This week the Amsterdam Museum presents an exquisite loan from the National Gallery of Art in Washington. The Portrait of Saskia van Uylenburgh by Rembrandt will be on view in the museum for a period of two years. The portrait has never been shown at a Dutch museum before and will feature in Amsterdam DNA, the museum’s permanent presentation. It will be on view there from 2 August onwards.
In addition to being a superb example of the artist’s genius, this portrait of Saskia van Uylenburgh also tells part of Rembrandt’s own personal story. He probably began painting the portrait in 1634/1635, shortly after he and Saskia were married, and only completed it some years later, around 1640. Following its recent reframing -covering later additions at the left-hand side and bottom- it is now even better possible to enjoy the amazing quality of this intimate portrait. The work was last shown in Europe in 1894, in Paris, and now makes its first appearance in a European museum.
Saskia van Uylenburgh

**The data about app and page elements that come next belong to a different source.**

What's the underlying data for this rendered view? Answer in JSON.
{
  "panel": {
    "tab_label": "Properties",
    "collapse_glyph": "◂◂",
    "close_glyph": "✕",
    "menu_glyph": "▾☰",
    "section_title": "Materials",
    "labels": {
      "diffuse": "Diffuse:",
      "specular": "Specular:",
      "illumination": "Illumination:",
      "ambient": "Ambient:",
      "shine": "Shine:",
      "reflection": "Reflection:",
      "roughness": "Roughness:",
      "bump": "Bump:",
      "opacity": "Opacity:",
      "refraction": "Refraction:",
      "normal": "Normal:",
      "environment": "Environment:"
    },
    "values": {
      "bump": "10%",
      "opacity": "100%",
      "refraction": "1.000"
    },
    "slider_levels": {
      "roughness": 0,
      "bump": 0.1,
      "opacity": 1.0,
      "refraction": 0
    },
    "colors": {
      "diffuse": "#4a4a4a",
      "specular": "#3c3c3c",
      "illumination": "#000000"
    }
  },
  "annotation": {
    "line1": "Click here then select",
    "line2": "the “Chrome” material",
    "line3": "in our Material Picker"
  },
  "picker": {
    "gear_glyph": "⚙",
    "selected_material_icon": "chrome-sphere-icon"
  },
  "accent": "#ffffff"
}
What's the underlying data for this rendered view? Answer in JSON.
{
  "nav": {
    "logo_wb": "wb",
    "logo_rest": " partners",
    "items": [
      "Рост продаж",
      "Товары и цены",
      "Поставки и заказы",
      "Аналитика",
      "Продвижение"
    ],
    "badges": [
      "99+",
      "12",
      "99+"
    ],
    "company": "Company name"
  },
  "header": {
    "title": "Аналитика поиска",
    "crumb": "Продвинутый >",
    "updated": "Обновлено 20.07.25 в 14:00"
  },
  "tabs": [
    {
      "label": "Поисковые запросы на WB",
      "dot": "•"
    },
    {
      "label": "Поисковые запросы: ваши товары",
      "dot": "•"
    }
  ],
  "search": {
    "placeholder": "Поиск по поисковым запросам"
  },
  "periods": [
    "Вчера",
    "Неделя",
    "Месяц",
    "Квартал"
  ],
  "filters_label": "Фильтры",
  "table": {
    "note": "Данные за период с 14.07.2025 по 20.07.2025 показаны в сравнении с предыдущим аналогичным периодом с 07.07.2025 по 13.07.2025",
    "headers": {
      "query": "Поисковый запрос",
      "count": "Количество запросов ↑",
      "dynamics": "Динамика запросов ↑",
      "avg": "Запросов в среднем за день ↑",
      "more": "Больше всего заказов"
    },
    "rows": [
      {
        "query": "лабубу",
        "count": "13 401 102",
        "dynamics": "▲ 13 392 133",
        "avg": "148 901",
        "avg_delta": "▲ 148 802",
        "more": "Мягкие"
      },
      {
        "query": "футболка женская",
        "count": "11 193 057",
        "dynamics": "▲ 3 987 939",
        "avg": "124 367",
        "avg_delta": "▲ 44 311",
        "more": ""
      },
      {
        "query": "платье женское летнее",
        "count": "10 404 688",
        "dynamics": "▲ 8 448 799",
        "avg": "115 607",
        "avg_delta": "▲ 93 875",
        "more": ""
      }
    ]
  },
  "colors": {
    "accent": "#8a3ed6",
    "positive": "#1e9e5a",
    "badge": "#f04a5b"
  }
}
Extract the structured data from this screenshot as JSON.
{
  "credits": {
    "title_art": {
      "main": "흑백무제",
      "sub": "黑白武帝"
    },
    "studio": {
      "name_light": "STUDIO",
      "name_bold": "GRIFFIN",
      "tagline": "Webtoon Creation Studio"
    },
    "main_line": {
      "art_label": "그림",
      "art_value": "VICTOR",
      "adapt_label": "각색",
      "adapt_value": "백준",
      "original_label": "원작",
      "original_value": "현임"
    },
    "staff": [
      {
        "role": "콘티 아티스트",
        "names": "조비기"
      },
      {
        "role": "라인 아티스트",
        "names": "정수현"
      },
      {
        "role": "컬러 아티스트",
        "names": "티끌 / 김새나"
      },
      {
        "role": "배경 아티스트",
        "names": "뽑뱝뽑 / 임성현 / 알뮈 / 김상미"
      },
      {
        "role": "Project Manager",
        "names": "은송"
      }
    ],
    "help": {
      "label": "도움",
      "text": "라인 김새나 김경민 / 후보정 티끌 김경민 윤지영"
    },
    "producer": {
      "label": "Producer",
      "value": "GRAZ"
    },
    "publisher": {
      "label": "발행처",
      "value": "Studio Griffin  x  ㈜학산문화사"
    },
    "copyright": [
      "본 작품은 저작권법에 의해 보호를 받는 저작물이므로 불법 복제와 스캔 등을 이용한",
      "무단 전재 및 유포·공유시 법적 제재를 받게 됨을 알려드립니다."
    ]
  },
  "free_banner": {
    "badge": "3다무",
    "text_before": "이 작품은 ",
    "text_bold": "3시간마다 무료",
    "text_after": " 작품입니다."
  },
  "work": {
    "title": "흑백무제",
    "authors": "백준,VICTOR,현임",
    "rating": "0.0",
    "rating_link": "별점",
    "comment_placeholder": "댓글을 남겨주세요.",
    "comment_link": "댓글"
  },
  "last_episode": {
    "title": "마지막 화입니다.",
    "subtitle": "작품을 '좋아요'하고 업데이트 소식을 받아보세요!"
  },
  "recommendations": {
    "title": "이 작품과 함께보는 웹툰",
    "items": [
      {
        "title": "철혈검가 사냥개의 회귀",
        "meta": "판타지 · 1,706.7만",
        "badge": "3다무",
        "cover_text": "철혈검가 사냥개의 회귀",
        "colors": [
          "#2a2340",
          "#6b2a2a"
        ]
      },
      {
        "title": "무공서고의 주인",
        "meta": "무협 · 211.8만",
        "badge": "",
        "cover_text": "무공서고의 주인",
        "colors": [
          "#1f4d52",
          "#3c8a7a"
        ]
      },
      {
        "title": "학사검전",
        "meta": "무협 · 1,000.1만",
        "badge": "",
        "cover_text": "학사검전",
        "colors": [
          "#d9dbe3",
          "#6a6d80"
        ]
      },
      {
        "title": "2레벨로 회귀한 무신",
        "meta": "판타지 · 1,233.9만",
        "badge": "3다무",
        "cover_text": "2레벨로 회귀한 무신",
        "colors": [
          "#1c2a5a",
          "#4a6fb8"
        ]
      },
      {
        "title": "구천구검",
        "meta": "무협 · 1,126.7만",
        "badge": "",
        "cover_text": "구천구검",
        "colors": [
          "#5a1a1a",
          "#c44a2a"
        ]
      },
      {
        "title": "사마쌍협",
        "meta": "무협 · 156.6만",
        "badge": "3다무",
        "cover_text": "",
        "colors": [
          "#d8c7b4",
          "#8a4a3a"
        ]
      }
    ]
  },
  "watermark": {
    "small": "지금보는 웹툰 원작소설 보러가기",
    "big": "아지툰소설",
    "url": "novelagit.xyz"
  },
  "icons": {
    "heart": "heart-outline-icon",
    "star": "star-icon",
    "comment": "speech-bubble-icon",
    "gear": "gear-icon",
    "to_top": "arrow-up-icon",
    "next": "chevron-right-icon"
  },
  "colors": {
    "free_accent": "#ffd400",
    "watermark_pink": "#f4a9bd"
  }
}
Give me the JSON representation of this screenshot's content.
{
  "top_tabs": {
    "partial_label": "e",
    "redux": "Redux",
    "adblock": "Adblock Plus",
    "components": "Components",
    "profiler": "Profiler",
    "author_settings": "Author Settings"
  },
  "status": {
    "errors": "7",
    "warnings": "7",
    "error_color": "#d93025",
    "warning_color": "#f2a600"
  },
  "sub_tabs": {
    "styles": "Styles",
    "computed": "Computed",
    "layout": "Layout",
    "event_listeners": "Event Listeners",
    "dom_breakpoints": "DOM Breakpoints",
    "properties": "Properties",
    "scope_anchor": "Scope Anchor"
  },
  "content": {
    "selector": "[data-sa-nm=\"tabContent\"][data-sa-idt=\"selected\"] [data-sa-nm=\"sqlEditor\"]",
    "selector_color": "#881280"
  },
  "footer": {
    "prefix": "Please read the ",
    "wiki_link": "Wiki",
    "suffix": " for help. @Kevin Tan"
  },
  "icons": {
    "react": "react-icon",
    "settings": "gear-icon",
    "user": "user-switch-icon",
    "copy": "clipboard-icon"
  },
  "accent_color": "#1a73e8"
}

Saskia van Uylenburgh (1612-1642) was the first wife of Rembrandt van Rijn (1606-1669). Born to an affluent Frisian family, she married the artist in 1634. They had four children, only one of whom survived infancy: Titus. Saskia died in 1642, aged 29. She was buried in Amsterdam’s Oude Kerk.
National Gallery of Art and Amsterdam Museum
This loan is part of a long-term arrangement between the two museums. In 2012, a major group portrait by Bartholomeus van der Helst went from the Amsterdam Museum collection to the US for a five-year stay at the National Gallery of Art. It is joined there by a group portrait by Govert Flinck, also from the collection of the city of Amsterdam, but normally part of the Rijksmuseum collection.
This loan was made possible by the Dutch State: the Department of Cultural Heritage provided an indemnity guarantee on behalf of the Ministry of Education and, Culture and Science (OCW) and the Ministry of Finance.